Isabelle Duguet, the couple’s lawyer, said she had filed a complaint against Colo for discrimination and refusal to carry out his official duties. The 60-year-old has been mayor of Arcangues for three decades.
Duguet said he could face a five-year jail term and a 75,000-euro ($98,000) fine and described her clients’ situation as “intolerable, especially unjust, degrading and discriminatory”.
Defending his stand, Colo said earlier: “For me, marriage is for a woman and man to have children. I am not discriminating as a same-sex couple is sterile. It’s a parody of equality, it’s a big lie.”
“I will go to the gallows” rather than back down, Colo said.
Jean-Yves Clouet, the mayor of the small town of Mesanger in northwestern France, has also voiced his defiance, saying: “I have my convictions and I will not carry out these kind of marriages, that’s for sure.”
But Clouet said he would not have any problems if one of his deputies officiated, adding: “If this law had existed in 2008, I would not have been a mayoral candidate.”
In April, France became the 14th country to legalise same-sex marriage after President Francois Hollande, who had made the issue a major electoral plank, signed the measure into law following months of bitter political debate.
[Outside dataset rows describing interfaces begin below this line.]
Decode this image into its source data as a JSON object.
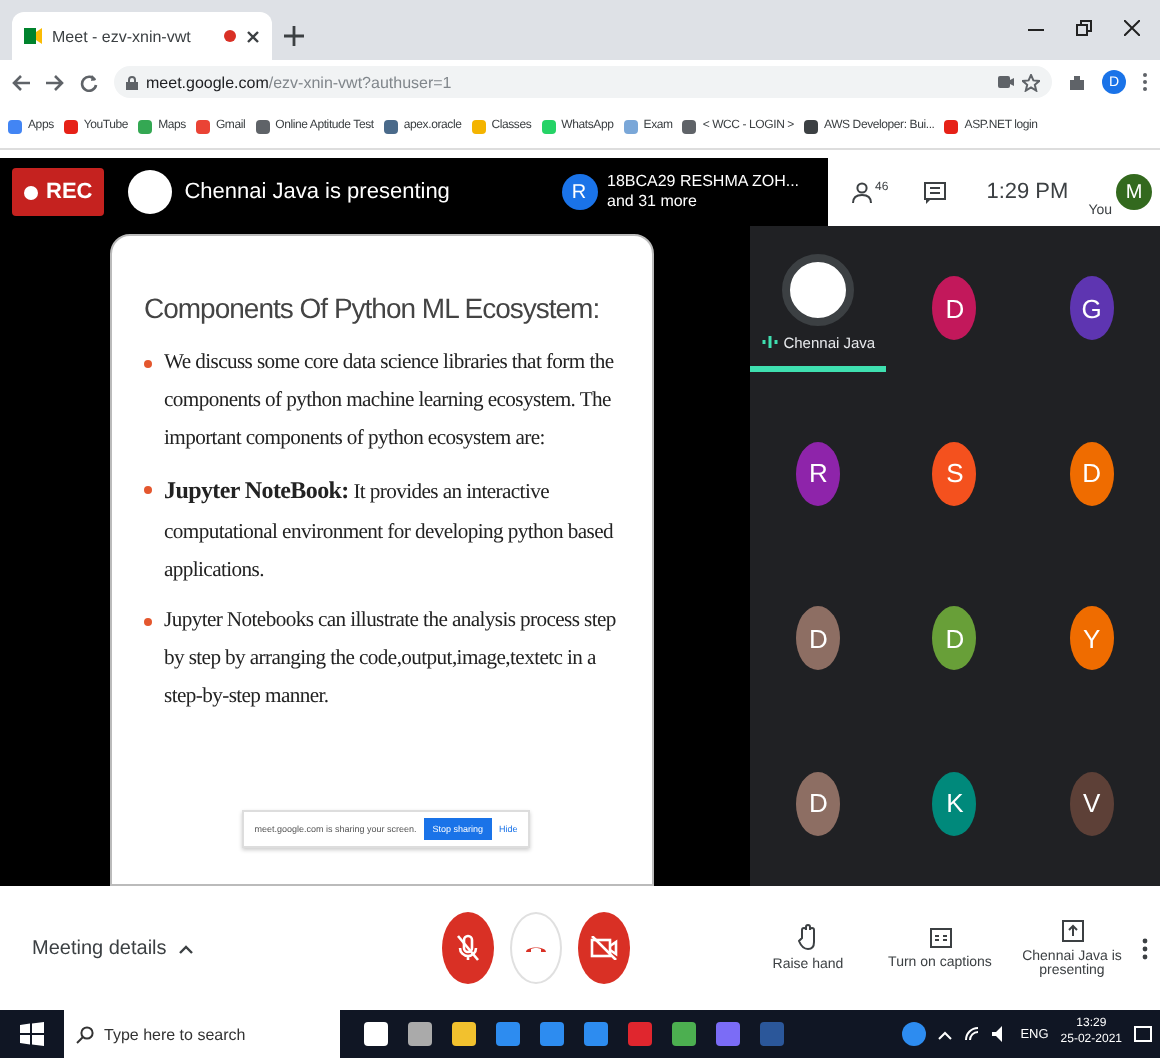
{
  "browser": {
    "tab": {
      "title": "Meet - ezv-xnin-vwt",
      "recording": true
    },
    "address": {
      "host": "meet.google.com",
      "path": "/ezv-xnin-vwt?authuser=1"
    },
    "profile": "D",
    "bookmarks": [
      {
        "label": "Apps",
        "color": "#4285f4"
      },
      {
        "label": "YouTube",
        "color": "#e62117"
      },
      {
        "label": "Maps",
        "color": "#34a853"
      },
      {
        "label": "Gmail",
        "color": "#ea4335"
      },
      {
        "label": "Online Aptitude Test",
        "color": "#5f6368"
      },
      {
        "label": "apex.oracle",
        "color": "#4a6a8a"
      },
      {
        "label": "Classes",
        "color": "#f4b400"
      },
      {
        "label": "WhatsApp",
        "color": "#25d366"
      },
      {
        "label": "Exam",
        "color": "#7aa7d8"
      },
      {
        "label": "< WCC - LOGIN >",
        "color": "#5f6368"
      },
      {
        "label": "AWS Developer: Bui...",
        "color": "#3c4043"
      },
      {
        "label": "ASP.NET login",
        "color": "#e62117"
      }
    ]
  },
  "meet_header": {
    "rec": "REC",
    "presenter": "Chennai Java is presenting",
    "participants": {
      "avatar": "R",
      "name": "18BCA29 RESHMA ZOH...",
      "more": "and 31 more",
      "count": "46"
    },
    "time": "1:29 PM",
    "self": {
      "label": "You",
      "avatar": "M"
    }
  },
  "slide": {
    "title": "Components Of Python ML Ecosystem:",
    "bullets": [
      "We discuss some core data science libraries that form the components of python machine learning ecosystem. The important components of python ecosystem are:",
      "**Jupyter NoteBook:** It provides an interactive computational environment for developing python based applications.",
      "Jupyter Notebooks can illustrate the analysis process step by step by arranging the code,output,image,textetc in a step-by-step manner."
    ],
    "share_bar": {
      "message": "meet.google.com is sharing your screen.",
      "stop": "Stop sharing",
      "hide": "Hide"
    }
  },
  "tiles": [
    {
      "kind": "logo",
      "name": "Chennai Java",
      "speaking": true
    },
    {
      "kind": "letter",
      "letter": "D",
      "color": "#c2185b"
    },
    {
      "kind": "letter",
      "letter": "G",
      "color": "#5e35b1"
    },
    {
      "kind": "letter",
      "letter": "R",
      "color": "#8e24aa"
    },
    {
      "kind": "letter",
      "letter": "S",
      "color": "#f4511e"
    },
    {
      "kind": "letter",
      "letter": "D",
      "color": "#ef6c00"
    },
    {
      "kind": "letter",
      "letter": "D",
      "color": "#8d6e63"
    },
    {
      "kind": "letter",
      "letter": "D",
      "color": "#689f38"
    },
    {
      "kind": "letter",
      "letter": "Y",
      "color": "#ef6c00"
    },
    {
      "kind": "letter",
      "letter": "D",
      "color": "#8d6e63"
    },
    {
      "kind": "letter",
      "letter": "K",
      "color": "#00897b"
    },
    {
      "kind": "letter",
      "letter": "V",
      "color": "#5d4037"
    }
  ],
  "controls": {
    "meeting_details": "Meeting details",
    "mic": {
      "on": false
    },
    "camera": {
      "on": false
    },
    "actions": [
      {
        "kind": "hand",
        "label": "Raise hand"
      },
      {
        "kind": "captions",
        "label": "Turn on captions"
      },
      {
        "kind": "present",
        "label": "Chennai Java is presenting"
      }
    ]
  },
  "taskbar": {
    "search_placeholder": "Type here to search",
    "language": "ENG",
    "time": "13:29",
    "date": "25-02-2021"
  }
}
The first gay marriage in France was held on May 29.
Martin said he and his partner had offered a compromise solution to the Arcangues mayor but were spurned.
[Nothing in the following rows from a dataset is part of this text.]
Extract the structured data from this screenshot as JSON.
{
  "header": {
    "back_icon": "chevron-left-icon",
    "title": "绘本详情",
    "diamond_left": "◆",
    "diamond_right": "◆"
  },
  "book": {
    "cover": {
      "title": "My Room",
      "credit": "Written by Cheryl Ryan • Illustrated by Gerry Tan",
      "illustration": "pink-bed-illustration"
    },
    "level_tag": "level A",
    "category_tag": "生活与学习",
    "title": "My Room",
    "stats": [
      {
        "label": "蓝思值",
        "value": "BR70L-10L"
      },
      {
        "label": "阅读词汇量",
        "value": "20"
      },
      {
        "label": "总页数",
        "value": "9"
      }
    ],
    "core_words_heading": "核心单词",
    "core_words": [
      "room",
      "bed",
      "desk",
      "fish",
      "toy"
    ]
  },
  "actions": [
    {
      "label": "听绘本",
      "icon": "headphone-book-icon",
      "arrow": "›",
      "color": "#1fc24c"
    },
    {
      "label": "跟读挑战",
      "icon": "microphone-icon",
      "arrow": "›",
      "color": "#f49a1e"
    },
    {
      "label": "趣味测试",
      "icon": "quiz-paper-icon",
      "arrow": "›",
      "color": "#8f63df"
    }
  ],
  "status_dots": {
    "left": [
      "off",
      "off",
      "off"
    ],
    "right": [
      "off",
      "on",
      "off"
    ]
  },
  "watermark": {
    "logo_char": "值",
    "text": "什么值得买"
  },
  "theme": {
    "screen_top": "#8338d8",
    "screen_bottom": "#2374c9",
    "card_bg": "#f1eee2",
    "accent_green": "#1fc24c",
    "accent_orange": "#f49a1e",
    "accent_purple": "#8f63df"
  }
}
“Our initial aim was to create the least waves possible, without any publicity or media presence,” Martin said.
“To respect his beliefs, we even told him that we were ready to get married not in the town hall but in our home in the presence of a magistrate but he refused this too.”
The couple, who have been living since 2003 in Arcangues — a small commune of 3,000 residents — say they want to get married to ensure pension and inheritance rights.
“It is now time to turn to the law,” said Martineau-Espel. “We had been ready to make concessions earlier, now we want the marriage to be held at the town hall.”
Interior Minister Manuel Valls warned Colo of “significant sanctions”, telling reporters that any public servants refusing to respect the law would be guilty of discrimination and thus risk up to three years in prison, as well as paying 45,000 euros in damages.
Colo’s stand has been applauded by the likes of Serge Harismendy, who heads the local chapter of the anti-gay marriage movement “Manif pour tous.” He said Colo had “dared to confront threats and pressure”.
Opposition to the legislation started as a grassroots campaign which was backed by the Roman Catholic church.
The right-wing opposition then jumped into the fray and the movement ballooned in the run-up to the passing of the law.